[DATA IN THIS EXERCISE — start]

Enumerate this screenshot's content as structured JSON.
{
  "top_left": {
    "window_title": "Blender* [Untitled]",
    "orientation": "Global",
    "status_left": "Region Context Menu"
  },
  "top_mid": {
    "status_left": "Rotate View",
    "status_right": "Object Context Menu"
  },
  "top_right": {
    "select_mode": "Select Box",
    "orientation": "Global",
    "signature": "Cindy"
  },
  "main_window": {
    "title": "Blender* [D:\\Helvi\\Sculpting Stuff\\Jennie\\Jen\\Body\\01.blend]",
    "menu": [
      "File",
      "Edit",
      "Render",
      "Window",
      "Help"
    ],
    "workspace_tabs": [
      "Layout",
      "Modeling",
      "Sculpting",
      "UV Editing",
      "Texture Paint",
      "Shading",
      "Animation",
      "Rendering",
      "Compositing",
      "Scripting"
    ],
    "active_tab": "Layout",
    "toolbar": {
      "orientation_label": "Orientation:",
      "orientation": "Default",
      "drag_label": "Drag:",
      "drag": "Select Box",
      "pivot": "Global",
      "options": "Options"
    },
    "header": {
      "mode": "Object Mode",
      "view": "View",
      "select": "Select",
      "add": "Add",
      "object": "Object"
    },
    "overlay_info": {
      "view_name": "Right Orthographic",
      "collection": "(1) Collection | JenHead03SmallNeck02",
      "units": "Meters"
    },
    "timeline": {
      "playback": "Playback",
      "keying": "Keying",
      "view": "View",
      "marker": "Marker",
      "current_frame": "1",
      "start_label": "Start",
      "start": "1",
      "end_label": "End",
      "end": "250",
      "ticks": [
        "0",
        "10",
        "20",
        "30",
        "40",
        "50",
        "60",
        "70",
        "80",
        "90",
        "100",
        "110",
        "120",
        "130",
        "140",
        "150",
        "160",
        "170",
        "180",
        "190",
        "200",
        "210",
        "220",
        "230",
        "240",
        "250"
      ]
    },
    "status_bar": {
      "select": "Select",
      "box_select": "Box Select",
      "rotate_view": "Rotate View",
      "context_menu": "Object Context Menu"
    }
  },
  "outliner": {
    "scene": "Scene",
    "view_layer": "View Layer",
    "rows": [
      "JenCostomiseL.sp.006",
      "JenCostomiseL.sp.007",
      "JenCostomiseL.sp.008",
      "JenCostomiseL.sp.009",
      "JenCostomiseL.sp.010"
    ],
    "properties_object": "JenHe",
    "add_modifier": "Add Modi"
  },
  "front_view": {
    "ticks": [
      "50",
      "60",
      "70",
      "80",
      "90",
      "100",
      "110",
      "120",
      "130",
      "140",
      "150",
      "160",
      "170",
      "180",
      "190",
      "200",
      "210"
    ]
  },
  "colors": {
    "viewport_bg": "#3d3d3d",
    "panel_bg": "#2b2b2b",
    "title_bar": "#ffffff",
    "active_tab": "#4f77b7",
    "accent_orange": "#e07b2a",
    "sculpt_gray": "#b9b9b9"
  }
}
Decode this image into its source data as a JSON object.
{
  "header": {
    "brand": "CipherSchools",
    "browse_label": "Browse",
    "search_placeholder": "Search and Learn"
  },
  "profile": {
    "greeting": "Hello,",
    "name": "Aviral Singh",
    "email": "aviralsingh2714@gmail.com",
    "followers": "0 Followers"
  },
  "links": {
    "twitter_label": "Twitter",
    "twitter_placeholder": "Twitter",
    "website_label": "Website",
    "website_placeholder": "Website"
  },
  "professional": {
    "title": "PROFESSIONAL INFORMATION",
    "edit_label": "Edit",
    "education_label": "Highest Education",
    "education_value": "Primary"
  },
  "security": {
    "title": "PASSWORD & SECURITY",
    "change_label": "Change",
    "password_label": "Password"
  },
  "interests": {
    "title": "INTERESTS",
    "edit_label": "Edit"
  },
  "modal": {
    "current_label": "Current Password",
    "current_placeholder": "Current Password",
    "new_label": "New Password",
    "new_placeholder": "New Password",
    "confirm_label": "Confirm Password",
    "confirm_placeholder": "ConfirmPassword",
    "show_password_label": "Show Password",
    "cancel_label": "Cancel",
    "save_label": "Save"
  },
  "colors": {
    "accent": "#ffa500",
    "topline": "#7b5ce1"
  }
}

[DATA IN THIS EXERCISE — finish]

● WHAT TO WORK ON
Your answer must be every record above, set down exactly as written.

● RESPONSE BOX
Enumerate this screenshot's content as structured JSON.
{
  "top_left": {
    "window_title": "Blender* [Untitled]",
    "orientation": "Global",
    "status_left": "Region Context Menu"
  },
  "top_mid": {
    "status_left": "Rotate View",
    "status_right": "Object Context Menu"
  },
  "top_right": {
    "select_mode": "Select Box",
    "orientation": "Global",
    "signature": "Cindy"
  },
  "main_window": {
    "title": "Blender* [D:\\Helvi\\Sculpting Stuff\\Jennie\\Jen\\Body\\01.blend]",
    "menu": [
      "File",
      "Edit",
      "Render",
      "Window",
      "Help"
    ],
    "workspace_tabs": [
      "Layout",
      "Modeling",
      "Sculpting",
      "UV Editing",
      "Texture Paint",
      "Shading",
      "Animation",
      "Rendering",
      "Compositing",
      "Scripting"
    ],
    "active_tab": "Layout",
    "toolbar": {
      "orientation_label": "Orientation:",
      "orientation": "Default",
      "drag_label": "Drag:",
      "drag": "Select Box",
      "pivot": "Global",
      "options": "Options"
    },
    "header": {
      "mode": "Object Mode",
      "view": "View",
      "select": "Select",
      "add": "Add",
      "object": "Object"
    },
    "overlay_info": {
      "view_name": "Right Orthographic",
      "collection": "(1) Collection | JenHead03SmallNeck02",
      "units": "Meters"
    },
    "timeline": {
      "playback": "Playback",
      "keying": "Keying",
      "view": "View",
      "marker": "Marker",
      "current_frame": "1",
      "start_label": "Start",
      "start": "1",
      "end_label": "End",
      "end": "250",
      "ticks": [
        "0",
        "10",
        "20",
        "30",
        "40",
        "50",
        "60",
        "70",
        "80",
        "90",
        "100",
        "110",
        "120",
        "130",
        "140",
        "150",
        "160",
        "170",
        "180",
        "190",
        "200",
        "210",
        "220",
        "230",
        "240",
        "250"
      ]
    },
    "status_bar": {
      "select": "Select",
      "box_select": "Box Select",
      "rotate_view": "Rotate View",
      "context_menu": "Object Context Menu"
    }
  },
  "outliner": {
    "scene": "Scene",
    "view_layer": "View Layer",
    "rows": [
      "JenCostomiseL.sp.006",
      "JenCostomiseL.sp.007",
      "JenCostomiseL.sp.008",
      "JenCostomiseL.sp.009",
      "JenCostomiseL.sp.010"
    ],
    "properties_object": "JenHe",
    "add_modifier": "Add Modi"
  },
  "front_view": {
    "ticks": [
      "50",
      "60",
      "70",
      "80",
      "90",
      "100",
      "110",
      "120",
      "130",
      "140",
      "150",
      "160",
      "170",
      "180",
      "190",
      "200",
      "210"
    ]
  },
  "colors": {
    "viewport_bg": "#3d3d3d",
    "panel_bg": "#2b2b2b",
    "title_bar": "#ffffff",
    "active_tab": "#4f77b7",
    "accent_orange": "#e07b2a",
    "sculpt_gray": "#b9b9b9"
  }
}
Decode this image into its source data as a JSON object.
{
  "header": {
    "brand": "CipherSchools",
    "browse_label": "Browse",
    "search_placeholder": "Search and Learn"
  },
  "profile": {
    "greeting": "Hello,",
    "name": "Aviral Singh",
    "email": "aviralsingh2714@gmail.com",
    "followers": "0 Followers"
  },
  "links": {
    "twitter_label": "Twitter",
    "twitter_placeholder": "Twitter",
    "website_label": "Website",
    "website_placeholder": "Website"
  },
  "professional": {
    "title": "PROFESSIONAL INFORMATION",
    "edit_label": "Edit",
    "education_label": "Highest Education",
    "education_value": "Primary"
  },
  "security": {
    "title": "PASSWORD & SECURITY",
    "change_label": "Change",
    "password_label": "Password"
  },
  "interests": {
    "title": "INTERESTS",
    "edit_label": "Edit"
  },
  "modal": {
    "current_label": "Current Password",
    "current_placeholder": "Current Password",
    "new_label": "New Password",
    "new_placeholder": "New Password",
    "confirm_label": "Confirm Password",
    "confirm_placeholder": "ConfirmPassword",
    "show_password_label": "Show Password",
    "cancel_label": "Cancel",
    "save_label": "Save"
  },
  "colors": {
    "accent": "#ffa500",
    "topline": "#7b5ce1"
  }
}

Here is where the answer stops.